Billed as a mix of a board game and theatre, Revolution is an unusual and highly interactive show. We're met at the door by a fiery, resolute pair of hosts; there's an uprising on the streets outside, they tell us, and we the audience are competing dissident leaders. To find out which faction wins, we're going to play a game – a little reminiscent of Risk, though it's projected on the wall rather than being set out on a table. And along the way, we'll have plenty of opportunity to share ideas for a brighter future for London.
The game itself is fairly straightforward, based mainly around second-guessing your opponents as you each move armies of supporters around the city. Keen gamers will pick it up in an instant, and our hosts are impeccably helpful too, explaining the rules step-by-step as they guide us through the first couple of turns. A winner is declared at the end, but there's enough unpredictability built into the game to discourage taking it too seriously; genuinely, in this case, it's the taking part that counts.
To boost your supporter base and earn an advantage on the game-board, your team can complete additional tasks – all themed around the central topic of building a new society after a revolution. I found myself, variously, squabbling with political opponents in the style of Question Time; drafting a declaration of human rights for a new constitution; and representing my faction at a make-or-break peace conference. Each of the missions calls for some creative thinking and improvisation, and the tasks are well-chosen, sometimes thought-provoking but always entertaining.
The bunker-like setting adds to the experience as well, while neatly-planned movement through the space both breaks up the action and delineates the phases of the game. When we gather at one end of the room to watch our supporters' moves unfold, there are thrilling echoes of countless scenes from movies – the ones where worried-looking generals cluster around a glowing screen in a war-room. It's easy to believe there really is revolution on the streets outside, and the ever-present pressure to meet tight deadlines all but forces you to overcome any reticence and embrace your role.

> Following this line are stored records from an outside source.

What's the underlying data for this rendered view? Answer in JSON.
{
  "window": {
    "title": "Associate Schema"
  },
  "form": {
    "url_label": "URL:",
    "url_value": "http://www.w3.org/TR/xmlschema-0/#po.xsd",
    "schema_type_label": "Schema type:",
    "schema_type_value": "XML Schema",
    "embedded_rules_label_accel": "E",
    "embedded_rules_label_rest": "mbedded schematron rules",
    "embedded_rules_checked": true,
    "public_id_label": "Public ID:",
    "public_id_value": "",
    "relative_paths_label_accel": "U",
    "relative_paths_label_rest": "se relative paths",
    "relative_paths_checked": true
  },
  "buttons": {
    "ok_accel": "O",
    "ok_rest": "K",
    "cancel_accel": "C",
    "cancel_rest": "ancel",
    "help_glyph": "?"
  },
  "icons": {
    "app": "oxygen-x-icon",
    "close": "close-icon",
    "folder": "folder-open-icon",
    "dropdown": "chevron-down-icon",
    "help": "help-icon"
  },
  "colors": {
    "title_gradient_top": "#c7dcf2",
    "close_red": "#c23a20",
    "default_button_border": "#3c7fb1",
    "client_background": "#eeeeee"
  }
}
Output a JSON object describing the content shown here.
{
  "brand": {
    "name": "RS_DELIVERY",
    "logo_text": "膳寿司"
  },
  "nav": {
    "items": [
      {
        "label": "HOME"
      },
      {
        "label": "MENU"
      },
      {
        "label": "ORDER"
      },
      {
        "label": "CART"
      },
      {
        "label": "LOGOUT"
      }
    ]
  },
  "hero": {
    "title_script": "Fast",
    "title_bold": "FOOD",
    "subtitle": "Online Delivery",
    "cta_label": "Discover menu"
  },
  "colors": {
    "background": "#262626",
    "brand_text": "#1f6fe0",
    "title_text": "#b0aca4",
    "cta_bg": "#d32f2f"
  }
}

So there's no faulting the fun. What Revolution lacks, though, is the feel of personal discovery – for an event that's pitched as part-theatre, it feels a little too much just like a game. Right at the start, you're assigned to a political faction; I was cast as a police-state fascist, and if I'm honest, I enjoyed it. There was no sense of consequence for the outrageous policies I espoused, no chickens coming home to roost in the final act.
Perhaps Exit Productions could do more to give this politically-themed entertainment a genuinely political edge. But it's an energising, interesting way to spend ninety minutes – and the team's technical tricks and logistical skills are genuinely impressive. You'll be pleased to play along.